What is a Block Trade?
A block trade is the sale or purchase of a large number of securities. A block trade involves a significantly large number of equities or bonds being traded at an arranged price between two parties. Block trades are sometimes done outside of the open markets to lessen the impact on the security price. In general, a block trade involves at least 10,000 shares of stock, not including penny stocks, or $200,000 worth of bonds. In practice, block trades are much larger than 10,000 shares.
Understanding Block Trades
Due to the size of block trades, both on the debt and equities markets, individual investors rarely, if ever, make block trades. In practice, these trades typically occur when significant hedge funds and institutional investors buy and sell large sums of bonds and shares in block trades via investment banks and other intermediaries.
If a block trade is conducted on the open market, traders must be careful with the trade because it can cause large fluctuations in volume and can impact the market value of the shares or bonds being purchased. Therefore, block trades are usually conducted through an intermediary, rather than the hedge fund or investment bank purchasing the securities normally, as they would for smaller amounts.
- Block trades are large trades made by institutional investors.
- These trades are generally broken up into smaller orders and executed through different brokers to mask the true size.
- Block trades can be made outside the open market through a private purchase agreement.
How Block Trades Are Made
Block trades are usually conducted through an intermediary known as a blockhouse. These firms specialize in large trades and know how to initiate such trades carefully, so as to not trigger a volatile rise or fall in the price of the security. Blockhouses keep traders on staff who are well versed in managing trades of this size. Staffers provide a block house with special relationships with other traders and other firms that allow the company to trade these large amounts more easily.
When a large institution decides to initiate a block trade, it will reach out to the staff of a blockhouse, trusting they will collectively help get the best deal. Once an order is placed, brokers at a blockhouse contact other brokers who specialize in the specific type of security being traded, and the expert securities traders fill the large order through several sellers. This often involves iceberg orders that mask the actual volume of stock being moved.
Example of a Block Trade
If, for example, a hedge fund wants to sell 100,000 shares of a small-cap company around the current market price of $10. This is a million dollar transaction on a company that may only be worth a few hundred million in total, so the sale would probably push down the price significantly if entered as a single market order. Moreover, the size of the order means that it would be executed at progressively worse prices as the market making took place. So the hedge fund would see slippage on the order and the other market participants might pile on short based on the price action, forcing the stock down further.

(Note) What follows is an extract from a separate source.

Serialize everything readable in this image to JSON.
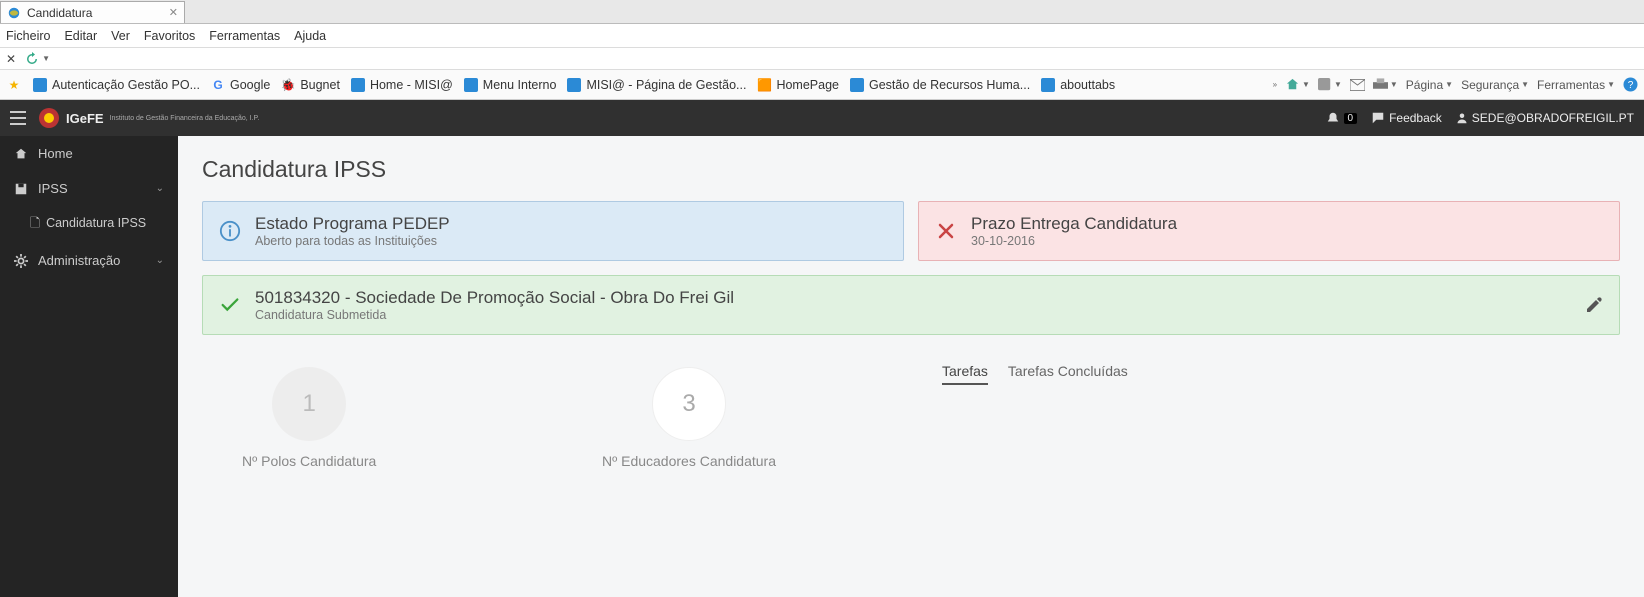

To avoid this, the hedge fund can contact a blockhouse for help. The staffers at the blockhouse break up the large trade into manageable chunks, For example, they might make 50 smaller blocks of 2,000 shares, at $10 a share. Each one of the blocks will be initiated with a separate broker, thus keeping market volatility low. Alternatively, a broker can step in and arrange a buyer willing to take all 100,000 shares through a purchase agreement arranged outside the open market. This is usually another institutional investor, of course, due to the large amount of capital involved.